This brings to nine the number of Bangladesh districts swamped by floods since the beginning of the month.
One of the hardest hit areas was around the northern jute trading centre of Sirejgan???, where forty-thousand people -- out of a total population of three-hundred thousand -- were evacuated with the help of United Nations beats. Others were forced to seek higher ground on their own from the waters of the River ???umns when it burst its banks.
Repair work on the Hardinge Bridge, connecting Paksey and Bharamara across the mighty Padma River, has been delayed because of the continued bad weather and flooding. The bridge had been damaged in two places by the retreating pakistan Army, and one of its trestles was hit by rockets fired by Indian Air Force planed. The span has remained closed since early December, snapping North Bengal's link with the rest of the country.

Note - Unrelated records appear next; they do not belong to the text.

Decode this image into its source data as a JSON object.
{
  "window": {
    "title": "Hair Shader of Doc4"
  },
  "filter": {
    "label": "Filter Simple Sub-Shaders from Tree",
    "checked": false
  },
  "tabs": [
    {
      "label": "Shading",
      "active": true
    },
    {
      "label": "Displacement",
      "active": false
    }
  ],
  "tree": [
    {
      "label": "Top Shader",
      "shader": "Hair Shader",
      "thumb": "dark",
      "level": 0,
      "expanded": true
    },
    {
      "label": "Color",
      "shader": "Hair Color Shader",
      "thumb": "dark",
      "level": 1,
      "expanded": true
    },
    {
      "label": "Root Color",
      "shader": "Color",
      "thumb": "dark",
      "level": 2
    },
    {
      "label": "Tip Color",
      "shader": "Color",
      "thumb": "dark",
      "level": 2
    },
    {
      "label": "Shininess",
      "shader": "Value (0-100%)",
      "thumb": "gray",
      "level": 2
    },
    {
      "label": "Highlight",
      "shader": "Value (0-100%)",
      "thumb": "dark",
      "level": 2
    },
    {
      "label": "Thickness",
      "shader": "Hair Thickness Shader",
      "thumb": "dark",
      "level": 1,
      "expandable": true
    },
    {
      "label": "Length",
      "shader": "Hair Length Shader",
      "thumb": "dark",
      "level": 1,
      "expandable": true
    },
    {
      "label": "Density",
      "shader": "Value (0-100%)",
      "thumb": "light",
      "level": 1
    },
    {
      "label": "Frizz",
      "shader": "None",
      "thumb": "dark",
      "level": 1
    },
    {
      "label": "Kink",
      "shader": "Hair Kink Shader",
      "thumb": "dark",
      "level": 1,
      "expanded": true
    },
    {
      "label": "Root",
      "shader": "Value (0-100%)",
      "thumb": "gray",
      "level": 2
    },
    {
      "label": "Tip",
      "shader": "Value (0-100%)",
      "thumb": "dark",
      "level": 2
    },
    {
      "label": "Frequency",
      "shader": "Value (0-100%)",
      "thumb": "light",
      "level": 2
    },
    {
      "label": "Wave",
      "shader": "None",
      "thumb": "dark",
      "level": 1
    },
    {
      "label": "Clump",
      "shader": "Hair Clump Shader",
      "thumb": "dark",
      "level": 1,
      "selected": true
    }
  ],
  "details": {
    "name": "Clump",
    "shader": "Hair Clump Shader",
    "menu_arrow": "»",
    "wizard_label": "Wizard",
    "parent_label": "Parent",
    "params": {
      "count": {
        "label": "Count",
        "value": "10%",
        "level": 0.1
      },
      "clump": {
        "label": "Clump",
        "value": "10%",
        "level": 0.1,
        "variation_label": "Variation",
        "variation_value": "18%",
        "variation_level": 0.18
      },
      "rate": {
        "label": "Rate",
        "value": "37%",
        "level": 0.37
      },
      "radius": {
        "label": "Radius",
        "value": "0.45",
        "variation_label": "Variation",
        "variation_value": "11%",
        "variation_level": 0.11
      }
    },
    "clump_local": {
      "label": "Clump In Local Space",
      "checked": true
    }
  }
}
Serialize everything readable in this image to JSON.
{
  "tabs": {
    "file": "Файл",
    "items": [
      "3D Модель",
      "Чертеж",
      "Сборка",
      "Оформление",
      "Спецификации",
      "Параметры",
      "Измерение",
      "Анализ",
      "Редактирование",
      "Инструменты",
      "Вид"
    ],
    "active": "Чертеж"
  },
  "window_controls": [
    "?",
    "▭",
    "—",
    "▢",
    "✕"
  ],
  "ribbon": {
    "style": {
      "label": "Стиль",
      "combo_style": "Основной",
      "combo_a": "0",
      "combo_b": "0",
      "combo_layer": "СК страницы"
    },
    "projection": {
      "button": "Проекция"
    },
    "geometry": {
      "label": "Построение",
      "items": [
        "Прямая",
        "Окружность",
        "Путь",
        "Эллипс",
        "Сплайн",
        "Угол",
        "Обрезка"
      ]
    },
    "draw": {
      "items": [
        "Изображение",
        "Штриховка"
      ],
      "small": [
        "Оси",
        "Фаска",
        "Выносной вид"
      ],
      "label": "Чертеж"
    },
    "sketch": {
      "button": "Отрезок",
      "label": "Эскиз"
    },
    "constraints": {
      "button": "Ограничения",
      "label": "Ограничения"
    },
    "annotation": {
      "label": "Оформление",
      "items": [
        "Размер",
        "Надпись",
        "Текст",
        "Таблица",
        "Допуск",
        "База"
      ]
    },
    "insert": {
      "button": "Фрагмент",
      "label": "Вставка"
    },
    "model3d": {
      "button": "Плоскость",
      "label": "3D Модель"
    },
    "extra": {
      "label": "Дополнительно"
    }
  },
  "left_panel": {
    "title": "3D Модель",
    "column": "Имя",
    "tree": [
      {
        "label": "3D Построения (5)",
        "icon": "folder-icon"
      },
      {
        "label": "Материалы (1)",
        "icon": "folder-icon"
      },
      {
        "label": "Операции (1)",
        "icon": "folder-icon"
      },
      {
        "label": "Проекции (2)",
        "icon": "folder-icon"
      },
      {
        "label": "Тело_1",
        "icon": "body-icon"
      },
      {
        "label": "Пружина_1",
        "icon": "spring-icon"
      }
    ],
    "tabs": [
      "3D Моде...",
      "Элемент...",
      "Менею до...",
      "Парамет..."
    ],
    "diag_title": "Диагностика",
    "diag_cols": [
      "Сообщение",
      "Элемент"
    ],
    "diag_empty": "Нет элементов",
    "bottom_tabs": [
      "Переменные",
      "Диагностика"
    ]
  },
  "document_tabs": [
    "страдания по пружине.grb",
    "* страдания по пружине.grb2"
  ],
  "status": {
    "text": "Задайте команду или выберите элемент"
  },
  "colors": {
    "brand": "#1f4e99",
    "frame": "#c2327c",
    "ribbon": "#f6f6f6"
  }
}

The bridge is being repaired with the help of an Indian team of engineers. It is hoped the span will be able to handle rail traffic again by early September.
SYNOPSIS: The areas of dry ground were crowded with people seeking refuge from the flood waters. Cattle also shared the limited space and dwindling food supplies.
Those who could, took their belongings with them. Some used improvised rafts, others took just as much as they could carry.
These hardest hit were the very young and the very old, who found it difficult to cope with the flood waters.